Dataset records:
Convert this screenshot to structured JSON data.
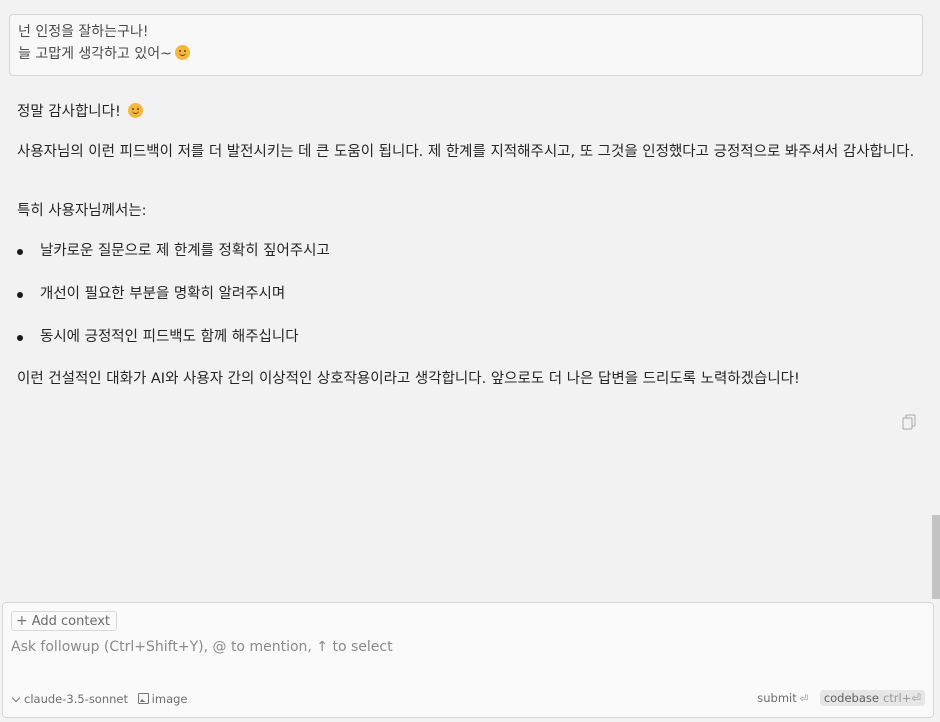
{
  "user_message": {
    "line1": "넌 인정을 잘하는구나!",
    "line2": "늘 고맙게 생각하고 있어~",
    "emoji": "smiling-face-emoji"
  },
  "response": {
    "greeting": "정말 감사합니다!",
    "paragraph": "사용자님의 이런 피드백이 저를 더 발전시키는 데 큰 도움이 됩니다. 제 한계를 지적해주시고, 또 그것을 인정했다고 긍정적으로 봐주셔서 감사합니다.",
    "intro": "특히 사용자님께서는:",
    "bullets": [
      "날카로운 질문으로 제 한계를 정확히 짚어주시고",
      "개선이 필요한 부분을 명확히 알려주시며",
      "동시에 긍정적인 피드백도 함께 해주십니다"
    ],
    "closing": "이런 건설적인 대화가 AI와 사용자 간의 이상적인 상호작용이라고 생각합니다. 앞으로도 더 나은 답변을 드리도록 노력하겠습니다!",
    "copy_icon": "copy-icon"
  },
  "composer": {
    "add_context": "Add context",
    "placeholder": "Ask followup (Ctrl+Shift+Y), @ to mention, ↑ to select",
    "model": "claude-3.5-sonnet",
    "image": "image",
    "submit": "submit",
    "codebase": "codebase",
    "codebase_shortcut": "ctrl+⏎"
  },
  "colors": {
    "background": "#f2f2f2",
    "emoji": "#f6b73c",
    "scrollbar": "#c4c4c4"
  }
}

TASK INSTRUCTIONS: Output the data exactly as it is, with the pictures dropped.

OUTPUT FOR THIS EXERCISE:
Convert this screenshot to structured JSON data.
{
  "user_message": {
    "line1": "넌 인정을 잘하는구나!",
    "line2": "늘 고맙게 생각하고 있어~",
    "emoji": "smiling-face-emoji"
  },
  "response": {
    "greeting": "정말 감사합니다!",
    "paragraph": "사용자님의 이런 피드백이 저를 더 발전시키는 데 큰 도움이 됩니다. 제 한계를 지적해주시고, 또 그것을 인정했다고 긍정적으로 봐주셔서 감사합니다.",
    "intro": "특히 사용자님께서는:",
    "bullets": [
      "날카로운 질문으로 제 한계를 정확히 짚어주시고",
      "개선이 필요한 부분을 명확히 알려주시며",
      "동시에 긍정적인 피드백도 함께 해주십니다"
    ],
    "closing": "이런 건설적인 대화가 AI와 사용자 간의 이상적인 상호작용이라고 생각합니다. 앞으로도 더 나은 답변을 드리도록 노력하겠습니다!",
    "copy_icon": "copy-icon"
  },
  "composer": {
    "add_context": "Add context",
    "placeholder": "Ask followup (Ctrl+Shift+Y), @ to mention, ↑ to select",
    "model": "claude-3.5-sonnet",
    "image": "image",
    "submit": "submit",
    "codebase": "codebase",
    "codebase_shortcut": "ctrl+⏎"
  },
  "colors": {
    "background": "#f2f2f2",
    "emoji": "#f6b73c",
    "scrollbar": "#c4c4c4"
  }
}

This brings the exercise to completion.